In the 1850s, Delany became convinced that whites would not allow deserving persons of color to become leaders in society and in his book, “The Condition, Elevation, Emigration, and Destiny of the Colored People of the United States, Politically Considered” (1852), he argued that blacks had no future in the United States and should leave and found a new nation elsewhere. In 1863, Delany began recruiting black men for the Union Army to fight in the Civil War, raising thousands of enlistees, and in 1865 he was commissioned as a major, becoming the first black field officer in the U.S. Army.

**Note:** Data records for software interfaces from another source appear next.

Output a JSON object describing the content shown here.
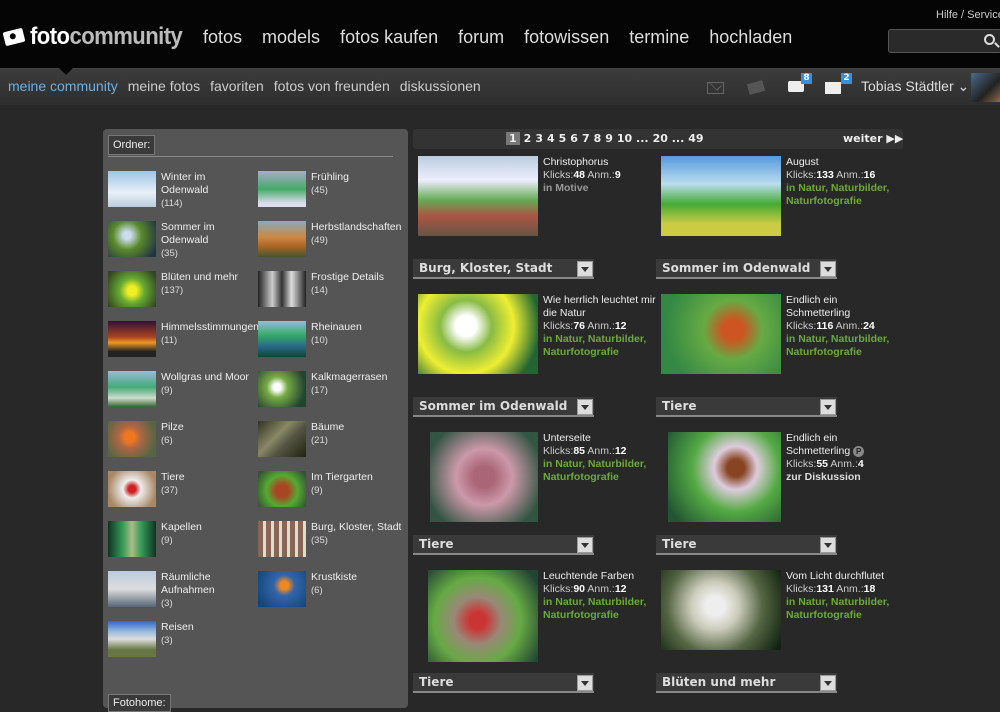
{
  "brand": {
    "prefix": "foto",
    "suffix": "community"
  },
  "main_nav": [
    "fotos",
    "models",
    "fotos kaufen",
    "forum",
    "fotowissen",
    "termine",
    "hochladen"
  ],
  "help": "Hilfe / Service",
  "sub_nav": [
    "meine community",
    "meine fotos",
    "favoriten",
    "fotos von freunden",
    "diskussionen"
  ],
  "badges": {
    "chat": "8",
    "gift": "2"
  },
  "user": "Tobias Städtler",
  "folders_label": "Ordner:",
  "fotohome_label": "Fotohome:",
  "folders": [
    {
      "name": "Winter im Odenwald",
      "count": "(114)"
    },
    {
      "name": "Frühling",
      "count": "(45)"
    },
    {
      "name": "Sommer im Odenwald",
      "count": "(35)"
    },
    {
      "name": "Herbstlandschaften",
      "count": "(49)"
    },
    {
      "name": "Blüten und mehr",
      "count": "(137)"
    },
    {
      "name": "Frostige Details",
      "count": "(14)"
    },
    {
      "name": "Himmelsstimmungen",
      "count": "(11)"
    },
    {
      "name": "Rheinauen",
      "count": "(10)"
    },
    {
      "name": "Wollgras und Moor",
      "count": "(9)"
    },
    {
      "name": "Kalkmagerrasen",
      "count": "(17)"
    },
    {
      "name": "Pilze",
      "count": "(6)"
    },
    {
      "name": "Bäume",
      "count": "(21)"
    },
    {
      "name": "Tiere",
      "count": "(37)"
    },
    {
      "name": "Im Tiergarten",
      "count": "(9)"
    },
    {
      "name": "Kapellen",
      "count": "(9)"
    },
    {
      "name": "Burg, Kloster, Stadt",
      "count": "(35)"
    },
    {
      "name": "Räumliche Aufnahmen",
      "count": "(3)"
    },
    {
      "name": "Krustkiste",
      "count": "(6)"
    },
    {
      "name": "Reisen",
      "count": "(3)"
    }
  ],
  "pager": {
    "pages": [
      "1",
      "2",
      "3",
      "4",
      "5",
      "6",
      "7",
      "8",
      "9",
      "10 ...",
      "20 ...",
      "49"
    ],
    "next": "weiter"
  },
  "photos": [
    {
      "title": "Christophorus",
      "klicks_label": "Klicks:",
      "klicks": "48",
      "anm_label": "Anm.:",
      "anm": "9",
      "category": "in Motive",
      "folder": "Burg, Kloster, Stadt"
    },
    {
      "title": "August",
      "klicks_label": "Klicks:",
      "klicks": "133",
      "anm_label": "Anm.:",
      "anm": "16",
      "category": "in Natur, Naturbilder, Naturfotografie",
      "folder": "Sommer im Odenwald"
    },
    {
      "title": "Wie herrlich leuchtet mir die Natur",
      "klicks_label": "Klicks:",
      "klicks": "76",
      "anm_label": "Anm.:",
      "anm": "12",
      "category": "in Natur, Naturbilder, Naturfotografie",
      "folder": "Sommer im Odenwald"
    },
    {
      "title": "Endlich ein Schmetterling",
      "klicks_label": "Klicks:",
      "klicks": "116",
      "anm_label": "Anm.:",
      "anm": "24",
      "category": "in Natur, Naturbilder, Naturfotografie",
      "folder": "Tiere"
    },
    {
      "title": "Unterseite",
      "klicks_label": "Klicks:",
      "klicks": "85",
      "anm_label": "Anm.:",
      "anm": "12",
      "category": "in Natur, Naturbilder, Naturfotografie",
      "folder": "Tiere"
    },
    {
      "title": "Endlich ein Schmetterling",
      "badge": "P",
      "klicks_label": "Klicks:",
      "klicks": "55",
      "anm_label": "Anm.:",
      "anm": "4",
      "category": "zur Diskussion",
      "folder": "Tiere"
    },
    {
      "title": "Leuchtende Farben",
      "klicks_label": "Klicks:",
      "klicks": "90",
      "anm_label": "Anm.:",
      "anm": "12",
      "category": "in Natur, Naturbilder, Naturfotografie",
      "folder": "Tiere"
    },
    {
      "title": "Vom Licht durchflutet",
      "klicks_label": "Klicks:",
      "klicks": "131",
      "anm_label": "Anm.:",
      "anm": "18",
      "category": "in Natur, Naturbilder, Naturfotografie",
      "folder": "Blüten und mehr"
    }
  ]
}
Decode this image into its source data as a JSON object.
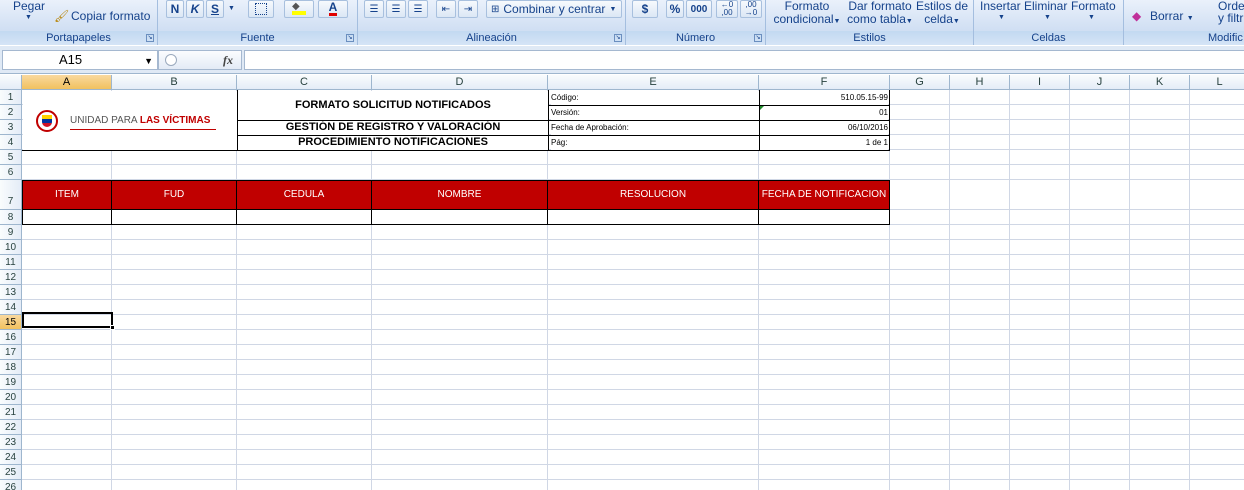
{
  "ribbon": {
    "portapapeles": {
      "label": "Portapapeles",
      "pegar": "Pegar",
      "copiar_formato": "Copiar formato"
    },
    "fuente": {
      "label": "Fuente",
      "bold": "N",
      "italic": "K",
      "underline": "S",
      "font_color_letter": "A"
    },
    "alineacion": {
      "label": "Alineación",
      "combinar": "Combinar y centrar"
    },
    "numero": {
      "label": "Número",
      "currency": "$",
      "percent": "%",
      "thousands": "000",
      "inc_dec": "←0 ,00",
      "dec_dec": ",00 →0"
    },
    "estilos": {
      "label": "Estilos",
      "formato_condicional_1": "Formato",
      "formato_condicional_2": "condicional",
      "dar_formato_1": "Dar formato",
      "dar_formato_2": "como tabla",
      "estilos_celda_1": "Estilos de",
      "estilos_celda_2": "celda"
    },
    "celdas": {
      "label": "Celdas",
      "insertar": "Insertar",
      "eliminar": "Eliminar",
      "formato": "Formato"
    },
    "modificar": {
      "label": "Modific",
      "borrar": "Borrar",
      "ordenar_1": "Orde",
      "ordenar_2": "y filtr"
    }
  },
  "formula_bar": {
    "name_box": "A15",
    "fx": "fx",
    "formula": ""
  },
  "columns": [
    "A",
    "B",
    "C",
    "D",
    "E",
    "F",
    "G",
    "H",
    "I",
    "J",
    "K",
    "L"
  ],
  "rows": [
    "1",
    "2",
    "3",
    "4",
    "5",
    "6",
    "7",
    "8",
    "9",
    "10",
    "11",
    "12",
    "13",
    "14",
    "15",
    "16",
    "17",
    "18",
    "19",
    "20",
    "21",
    "22",
    "23",
    "24",
    "25",
    "26"
  ],
  "selected_cell": {
    "column": "A",
    "row": "15"
  },
  "sheet": {
    "logo_text_1": "UNIDAD PARA ",
    "logo_text_2": "LAS VÍCTIMAS",
    "title_1": "FORMATO SOLICITUD NOTIFICADOS",
    "title_2": "GESTIÓN DE REGISTRO Y VALORACIÓN",
    "title_3": "PROCEDIMIENTO NOTIFICACIONES",
    "codigo_label": "Código:",
    "codigo_value": "510.05.15-99",
    "version_label": "Versión:",
    "version_value": "01",
    "fecha_label": "Fecha de Aprobación:",
    "fecha_value": "06/10/2016",
    "pag_label": "Pág:",
    "pag_value": "1 de 1",
    "headers": [
      "ITEM",
      "FUD",
      "CEDULA",
      "NOMBRE",
      "RESOLUCION",
      "FECHA DE NOTIFICACION"
    ]
  },
  "colors": {
    "header_red": "#c00000",
    "ribbon_text": "#15428b",
    "logo_red": "#c00000"
  }
}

Following the war and the demise of the Reconstruction Period, Delany helped form the Liberia Exodus Joint Stock Steamship Company with the intent to immigrate to Africa. However, he had to withdraw from the project due to family obligations. Delany died January 24, 1885 and his biography, “Martin R. Delany: The Beginnings of Black Nationalism,” was published in 1971.